This got me thinking. I knew that my weight was fine. You can’t use a BMI scale when a person is carrying a baby, extra blood, and fluid.

However – what if I had been more vulnerable? What if I struggled with body image?

Imagine the consequences for a child in utero when a Mum starts cutting her calories out of fear of being “fat.”

Sure, there are risks when you have a significant weight problem, and I’m not suggesting that medical practitioners should dance around this.

What I am concerned about is where the threshold is – whether it’s worth it to add stress to a person who is growing a tiny human if they’re just a bit above par with their weight gain.

The moment I left the hospital, most of the weight dropped off very rapidly, which I was expecting, given my body type and the percentage of fluid retention.

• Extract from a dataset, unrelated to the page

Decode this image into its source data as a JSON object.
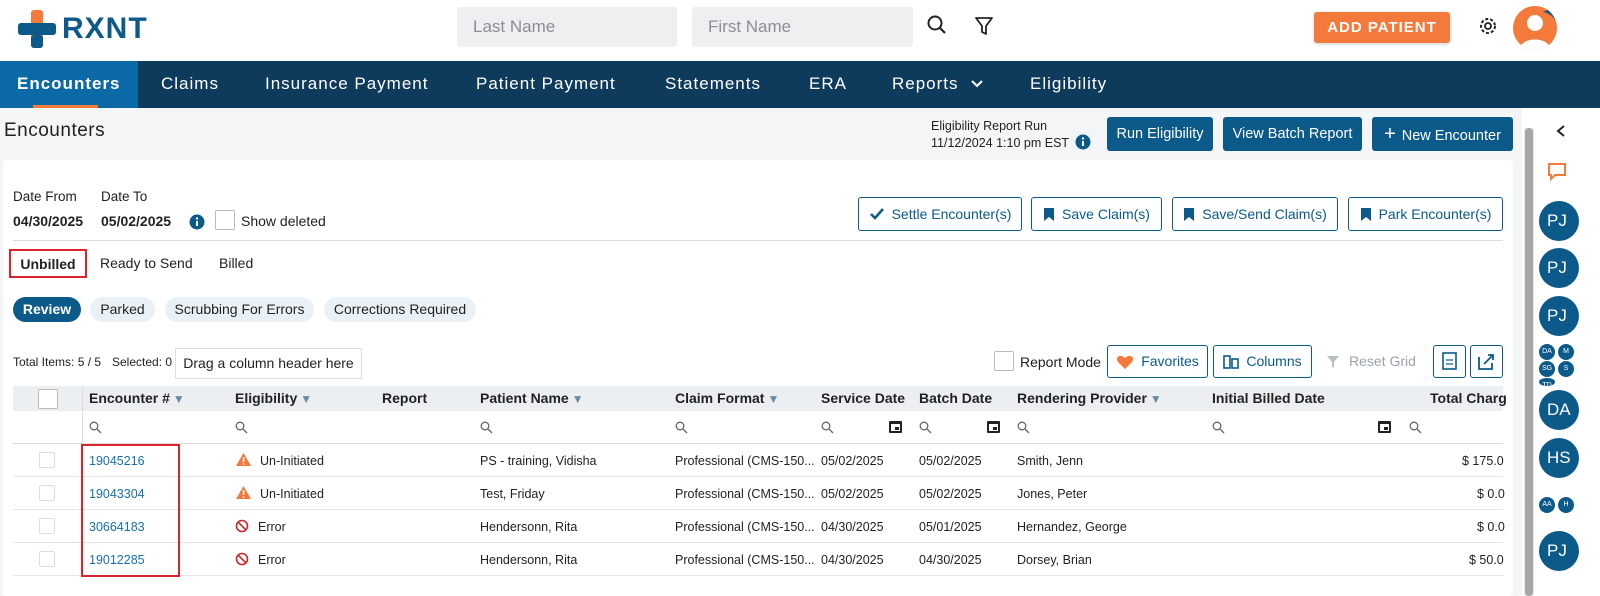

Now, the “concerned” comments have come back.

“Are you sure you should be breastfeeding? Just give yourself a break and a chance to recover. Fed is best.”

I am sure that if I had an inappropriate fat percentage in relation to my individual body, then my milk supply would have dried up.

Au contraire. My son is a beast – wearing size 00 at the ripe old age of 5 weeks old.

They say that pregnancy helps you to embrace your body because you see what it is capable of. Absolutely, that is the truth. But do you know what else you learn to embrace?

The fact that you just can’t win, no matter what your size is.  

We should all be more considered with our words – if we can’t fight against the media saturation and the advertising, the least we can do is support one another as women.

And yeah, I’ll have fries with that.

-crunch-